→ Exercise description:
Repeat every line of the material that follows, word for word.
---
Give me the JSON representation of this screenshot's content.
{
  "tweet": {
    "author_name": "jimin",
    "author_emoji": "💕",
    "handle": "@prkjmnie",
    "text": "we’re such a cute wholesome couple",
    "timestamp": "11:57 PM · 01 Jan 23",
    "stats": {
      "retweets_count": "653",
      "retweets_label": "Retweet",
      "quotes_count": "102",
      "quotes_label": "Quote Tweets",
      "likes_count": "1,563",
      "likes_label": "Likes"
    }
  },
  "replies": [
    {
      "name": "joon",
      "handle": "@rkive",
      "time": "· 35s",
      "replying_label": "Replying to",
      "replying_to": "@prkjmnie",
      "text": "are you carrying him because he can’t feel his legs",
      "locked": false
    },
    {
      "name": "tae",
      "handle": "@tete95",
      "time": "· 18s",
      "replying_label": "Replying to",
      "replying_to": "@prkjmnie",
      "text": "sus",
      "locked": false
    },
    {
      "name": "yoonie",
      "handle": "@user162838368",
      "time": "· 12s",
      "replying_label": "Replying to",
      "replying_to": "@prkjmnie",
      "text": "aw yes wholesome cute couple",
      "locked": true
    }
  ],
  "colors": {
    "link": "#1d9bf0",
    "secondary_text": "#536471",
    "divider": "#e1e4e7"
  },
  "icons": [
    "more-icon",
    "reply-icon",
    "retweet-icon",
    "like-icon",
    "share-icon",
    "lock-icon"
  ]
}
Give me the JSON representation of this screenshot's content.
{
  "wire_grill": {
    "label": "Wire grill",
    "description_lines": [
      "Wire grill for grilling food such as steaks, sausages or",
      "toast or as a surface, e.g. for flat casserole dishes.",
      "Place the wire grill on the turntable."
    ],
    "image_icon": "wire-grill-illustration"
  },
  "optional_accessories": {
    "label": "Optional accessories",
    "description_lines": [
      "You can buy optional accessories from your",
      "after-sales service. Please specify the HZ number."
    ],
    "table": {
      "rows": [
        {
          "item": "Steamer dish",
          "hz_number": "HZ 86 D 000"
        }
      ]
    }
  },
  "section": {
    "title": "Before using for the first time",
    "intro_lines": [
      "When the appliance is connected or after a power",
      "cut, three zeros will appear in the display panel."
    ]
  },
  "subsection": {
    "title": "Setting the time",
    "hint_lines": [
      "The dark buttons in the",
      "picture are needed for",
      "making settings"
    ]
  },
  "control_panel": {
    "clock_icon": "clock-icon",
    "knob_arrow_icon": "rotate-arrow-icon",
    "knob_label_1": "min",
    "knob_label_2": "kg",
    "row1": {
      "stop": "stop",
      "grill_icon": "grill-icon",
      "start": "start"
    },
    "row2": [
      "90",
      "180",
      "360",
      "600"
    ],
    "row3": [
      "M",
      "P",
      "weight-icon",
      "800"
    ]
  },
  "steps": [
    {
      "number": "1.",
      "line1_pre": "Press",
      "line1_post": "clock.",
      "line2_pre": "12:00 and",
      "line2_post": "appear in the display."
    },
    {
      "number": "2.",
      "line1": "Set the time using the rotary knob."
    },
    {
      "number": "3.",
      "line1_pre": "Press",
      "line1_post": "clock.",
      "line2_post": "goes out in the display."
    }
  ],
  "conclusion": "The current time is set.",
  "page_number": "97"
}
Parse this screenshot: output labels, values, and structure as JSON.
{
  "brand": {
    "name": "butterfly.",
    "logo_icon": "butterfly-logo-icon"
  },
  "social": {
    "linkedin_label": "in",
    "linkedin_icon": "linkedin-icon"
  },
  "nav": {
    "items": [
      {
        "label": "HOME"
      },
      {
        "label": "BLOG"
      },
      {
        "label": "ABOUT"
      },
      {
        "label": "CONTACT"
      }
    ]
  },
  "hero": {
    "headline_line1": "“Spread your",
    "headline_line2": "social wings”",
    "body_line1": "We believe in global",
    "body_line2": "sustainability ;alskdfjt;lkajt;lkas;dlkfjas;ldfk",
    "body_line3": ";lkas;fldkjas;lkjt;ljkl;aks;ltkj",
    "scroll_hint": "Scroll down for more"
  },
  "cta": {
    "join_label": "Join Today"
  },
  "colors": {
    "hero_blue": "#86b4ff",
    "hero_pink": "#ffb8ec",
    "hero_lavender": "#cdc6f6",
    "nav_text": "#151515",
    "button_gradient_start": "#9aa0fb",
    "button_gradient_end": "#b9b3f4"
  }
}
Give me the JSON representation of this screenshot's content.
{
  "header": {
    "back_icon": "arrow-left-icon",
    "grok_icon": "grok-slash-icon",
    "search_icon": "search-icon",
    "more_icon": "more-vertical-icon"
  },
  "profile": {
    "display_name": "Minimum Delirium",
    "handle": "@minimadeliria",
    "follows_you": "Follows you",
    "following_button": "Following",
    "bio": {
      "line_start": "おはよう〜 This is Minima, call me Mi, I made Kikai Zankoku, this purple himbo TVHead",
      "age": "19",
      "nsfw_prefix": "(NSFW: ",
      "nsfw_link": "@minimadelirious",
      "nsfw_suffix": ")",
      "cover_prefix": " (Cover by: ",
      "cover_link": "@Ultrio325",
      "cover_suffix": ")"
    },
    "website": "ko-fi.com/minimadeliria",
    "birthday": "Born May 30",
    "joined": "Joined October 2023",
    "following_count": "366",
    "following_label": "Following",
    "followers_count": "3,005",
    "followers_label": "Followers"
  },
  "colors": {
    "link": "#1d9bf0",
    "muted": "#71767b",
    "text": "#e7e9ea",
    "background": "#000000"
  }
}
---
→ Output below:
Give me the JSON representation of this screenshot's content.
{
  "tweet": {
    "author_name": "jimin",
    "author_emoji": "💕",
    "handle": "@prkjmnie",
    "text": "we’re such a cute wholesome couple",
    "timestamp": "11:57 PM · 01 Jan 23",
    "stats": {
      "retweets_count": "653",
      "retweets_label": "Retweet",
      "quotes_count": "102",
      "quotes_label": "Quote Tweets",
      "likes_count": "1,563",
      "likes_label": "Likes"
    }
  },
  "replies": [
    {
      "name": "joon",
      "handle": "@rkive",
      "time": "· 35s",
      "replying_label": "Replying to",
      "replying_to": "@prkjmnie",
      "text": "are you carrying him because he can’t feel his legs",
      "locked": false
    },
    {
      "name": "tae",
      "handle": "@tete95",
      "time": "· 18s",
      "replying_label": "Replying to",
      "replying_to": "@prkjmnie",
      "text": "sus",
      "locked": false
    },
    {
      "name": "yoonie",
      "handle": "@user162838368",
      "time": "· 12s",
      "replying_label": "Replying to",
      "replying_to": "@prkjmnie",
      "text": "aw yes wholesome cute couple",
      "locked": true
    }
  ],
  "colors": {
    "link": "#1d9bf0",
    "secondary_text": "#536471",
    "divider": "#e1e4e7"
  },
  "icons": [
    "more-icon",
    "reply-icon",
    "retweet-icon",
    "like-icon",
    "share-icon",
    "lock-icon"
  ]
}
Give me the JSON representation of this screenshot's content.
{
  "wire_grill": {
    "label": "Wire grill",
    "description_lines": [
      "Wire grill for grilling food such as steaks, sausages or",
      "toast or as a surface, e.g. for flat casserole dishes.",
      "Place the wire grill on the turntable."
    ],
    "image_icon": "wire-grill-illustration"
  },
  "optional_accessories": {
    "label": "Optional accessories",
    "description_lines": [
      "You can buy optional accessories from your",
      "after-sales service. Please specify the HZ number."
    ],
    "table": {
      "rows": [
        {
          "item": "Steamer dish",
          "hz_number": "HZ 86 D 000"
        }
      ]
    }
  },
  "section": {
    "title": "Before using for the first time",
    "intro_lines": [
      "When the appliance is connected or after a power",
      "cut, three zeros will appear in the display panel."
    ]
  },
  "subsection": {
    "title": "Setting the time",
    "hint_lines": [
      "The dark buttons in the",
      "picture are needed for",
      "making settings"
    ]
  },
  "control_panel": {
    "clock_icon": "clock-icon",
    "knob_arrow_icon": "rotate-arrow-icon",
    "knob_label_1": "min",
    "knob_label_2": "kg",
    "row1": {
      "stop": "stop",
      "grill_icon": "grill-icon",
      "start": "start"
    },
    "row2": [
      "90",
      "180",
      "360",
      "600"
    ],
    "row3": [
      "M",
      "P",
      "weight-icon",
      "800"
    ]
  },
  "steps": [
    {
      "number": "1.",
      "line1_pre": "Press",
      "line1_post": "clock.",
      "line2_pre": "12:00 and",
      "line2_post": "appear in the display."
    },
    {
      "number": "2.",
      "line1": "Set the time using the rotary knob."
    },
    {
      "number": "3.",
      "line1_pre": "Press",
      "line1_post": "clock.",
      "line2_post": "goes out in the display."
    }
  ],
  "conclusion": "The current time is set.",
  "page_number": "97"
}
Parse this screenshot: output labels, values, and structure as JSON.
{
  "brand": {
    "name": "butterfly.",
    "logo_icon": "butterfly-logo-icon"
  },
  "social": {
    "linkedin_label": "in",
    "linkedin_icon": "linkedin-icon"
  },
  "nav": {
    "items": [
      {
        "label": "HOME"
      },
      {
        "label": "BLOG"
      },
      {
        "label": "ABOUT"
      },
      {
        "label": "CONTACT"
      }
    ]
  },
  "hero": {
    "headline_line1": "“Spread your",
    "headline_line2": "social wings”",
    "body_line1": "We believe in global",
    "body_line2": "sustainability ;alskdfjt;lkajt;lkas;dlkfjas;ldfk",
    "body_line3": ";lkas;fldkjas;lkjt;ljkl;aks;ltkj",
    "scroll_hint": "Scroll down for more"
  },
  "cta": {
    "join_label": "Join Today"
  },
  "colors": {
    "hero_blue": "#86b4ff",
    "hero_pink": "#ffb8ec",
    "hero_lavender": "#cdc6f6",
    "nav_text": "#151515",
    "button_gradient_start": "#9aa0fb",
    "button_gradient_end": "#b9b3f4"
  }
}
Give me the JSON representation of this screenshot's content.
{
  "header": {
    "back_icon": "arrow-left-icon",
    "grok_icon": "grok-slash-icon",
    "search_icon": "search-icon",
    "more_icon": "more-vertical-icon"
  },
  "profile": {
    "display_name": "Minimum Delirium",
    "handle": "@minimadeliria",
    "follows_you": "Follows you",
    "following_button": "Following",
    "bio": {
      "line_start": "おはよう〜 This is Minima, call me Mi, I made Kikai Zankoku, this purple himbo TVHead",
      "age": "19",
      "nsfw_prefix": "(NSFW: ",
      "nsfw_link": "@minimadelirious",
      "nsfw_suffix": ")",
      "cover_prefix": " (Cover by: ",
      "cover_link": "@Ultrio325",
      "cover_suffix": ")"
    },
    "website": "ko-fi.com/minimadeliria",
    "birthday": "Born May 30",
    "joined": "Joined October 2023",
    "following_count": "366",
    "following_label": "Following",
    "followers_count": "3,005",
    "followers_label": "Followers"
  },
  "colors": {
    "link": "#1d9bf0",
    "muted": "#71767b",
    "text": "#e7e9ea",
    "background": "#000000"
  }
}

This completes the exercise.